We visited the interior of Guinea Bissau as part of a cooperation project on agriculture and food production intensification. The project aimed the induction of changes in the production system and in the food consumption of local populations by introducing new species and new cultivation techniques.
Among the objectives of the project (implemented in villages in the Gabu and Bafatá regions) were the encouragement of the transition from traditional family-based agriculture to an income agriculture system and the strengthening of production capacity with the aim of creating conditions of local resistance to food insecurity.
Locally, rice is not only the base of the populations diet, it is the income culture par excellence, being considered "months of hunger" those in which there is lack of rice.
With the introduction of a tractor and some simple technologies rice production has increased substantially. On the other hand, the implementation of orchards and more efficient irrigation techniques were considered less interesting, thus less attractive.
In general peasants from the visited areas do not attribute to the production of orchards or family gardens (where traditionally women plant manioc, peanuts, chili peppers, peppers, tomato, etc.) the value or nobility of rice or corn.
The devaluation of these products to the diet is expressive. They are not considered as part of a good diet and they are consumed only if for some reason women cannot sell it in traditional markets.
Food practices and identity construction: Food restriction and health equilibrium among Agni communities of Bongouanou, Côte d'Ivoire.

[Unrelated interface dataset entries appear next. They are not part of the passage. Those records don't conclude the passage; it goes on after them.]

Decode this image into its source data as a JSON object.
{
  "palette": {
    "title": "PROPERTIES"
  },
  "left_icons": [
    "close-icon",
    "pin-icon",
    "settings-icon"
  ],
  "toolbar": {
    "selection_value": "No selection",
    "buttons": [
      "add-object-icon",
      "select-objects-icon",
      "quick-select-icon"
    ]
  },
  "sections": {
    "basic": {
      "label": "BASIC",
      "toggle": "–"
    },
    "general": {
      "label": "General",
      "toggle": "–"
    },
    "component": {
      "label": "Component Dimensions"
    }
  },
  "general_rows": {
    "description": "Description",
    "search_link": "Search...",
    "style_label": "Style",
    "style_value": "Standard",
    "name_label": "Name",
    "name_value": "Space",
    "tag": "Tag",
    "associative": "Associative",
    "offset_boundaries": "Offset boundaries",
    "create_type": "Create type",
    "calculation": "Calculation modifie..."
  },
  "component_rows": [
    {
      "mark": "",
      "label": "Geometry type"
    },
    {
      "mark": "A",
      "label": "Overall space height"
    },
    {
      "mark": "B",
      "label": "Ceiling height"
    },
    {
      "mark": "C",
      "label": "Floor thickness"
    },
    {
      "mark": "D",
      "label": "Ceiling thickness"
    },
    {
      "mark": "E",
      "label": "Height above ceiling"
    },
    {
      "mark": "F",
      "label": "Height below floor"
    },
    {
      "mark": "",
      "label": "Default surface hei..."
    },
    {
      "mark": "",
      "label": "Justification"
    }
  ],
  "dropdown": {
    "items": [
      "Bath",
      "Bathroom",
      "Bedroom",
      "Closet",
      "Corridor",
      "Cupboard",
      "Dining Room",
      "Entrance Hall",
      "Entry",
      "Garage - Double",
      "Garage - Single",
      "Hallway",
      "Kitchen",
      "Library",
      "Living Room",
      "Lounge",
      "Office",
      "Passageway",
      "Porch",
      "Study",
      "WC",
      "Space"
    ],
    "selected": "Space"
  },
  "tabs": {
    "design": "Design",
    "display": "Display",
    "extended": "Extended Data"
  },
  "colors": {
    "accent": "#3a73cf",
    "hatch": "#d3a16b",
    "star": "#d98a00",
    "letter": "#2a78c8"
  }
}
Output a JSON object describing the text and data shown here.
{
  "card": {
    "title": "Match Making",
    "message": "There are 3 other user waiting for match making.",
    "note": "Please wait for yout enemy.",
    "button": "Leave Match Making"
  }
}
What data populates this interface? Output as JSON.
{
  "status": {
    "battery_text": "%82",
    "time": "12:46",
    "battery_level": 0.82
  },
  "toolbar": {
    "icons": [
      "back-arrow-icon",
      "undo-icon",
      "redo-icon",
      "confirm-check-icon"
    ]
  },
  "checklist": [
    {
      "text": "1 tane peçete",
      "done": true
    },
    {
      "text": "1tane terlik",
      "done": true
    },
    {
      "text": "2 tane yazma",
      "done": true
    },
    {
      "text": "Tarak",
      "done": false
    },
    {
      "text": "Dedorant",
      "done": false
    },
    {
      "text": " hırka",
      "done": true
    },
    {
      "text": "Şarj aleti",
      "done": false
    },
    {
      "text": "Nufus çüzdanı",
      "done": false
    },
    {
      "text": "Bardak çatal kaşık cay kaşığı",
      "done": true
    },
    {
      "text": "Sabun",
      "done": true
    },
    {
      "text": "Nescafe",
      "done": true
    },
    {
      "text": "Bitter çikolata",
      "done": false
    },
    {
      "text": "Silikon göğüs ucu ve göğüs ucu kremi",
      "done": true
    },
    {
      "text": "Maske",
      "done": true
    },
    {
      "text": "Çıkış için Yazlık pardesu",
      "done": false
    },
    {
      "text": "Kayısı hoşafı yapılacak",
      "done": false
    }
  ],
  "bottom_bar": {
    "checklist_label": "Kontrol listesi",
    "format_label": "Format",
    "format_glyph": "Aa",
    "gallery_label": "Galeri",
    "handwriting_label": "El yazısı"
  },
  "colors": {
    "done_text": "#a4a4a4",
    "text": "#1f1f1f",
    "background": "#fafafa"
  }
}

Even if food practices contribute to the identity construction, food restrictions regarding the prohibition of some vegetal and animal species are regularly observed in several African communities where they play social, socio-ecological and socio-sanitary roles.
Food restriction is one of the important means for social control in many communities in the world. It can have several social, religious and even political dimensions. Cases of allergies due to the consumption of certain foods suggest that the prohibition may also have a health dimension. In Côte d'Ivoire in West Africa, food restrictions regarding the prohibition of some vegetal and animal species are regularly observed in several communities and play social, socio-ecological and socio-sanitary roles. In this contribution, investigates the raisons that support numerous foods restriction derived from animal protein in certain communities in a context of food crisis and metabolic diseases. Thus, among the Agni community of Bongouanou of Côte d'Ivoire, there are social norms depriving populations of certain food that abounds in immediate environment. A survey was conducted using qualitative and quantitative approaches in four villages selected based on foods restriction prescribed therein. The contribution analyzes social constructions on food restrictions in relation to health as well as population attitudes and practices with regard to banned food. Relying on potential link between food and health resilience, local norms based on food restrictions contribute to manage health equilibrium of communities. Thus, building on food resilience strategies of these communities, emphasis is placed on the relational and institutional frame in which the most relevant health and food aspects are translated. The persistence of food banned due to their close association with morbidity and health is a key element in preserving indigenous identity and maintaining ecological context.
This panel is closed to new paper proposals.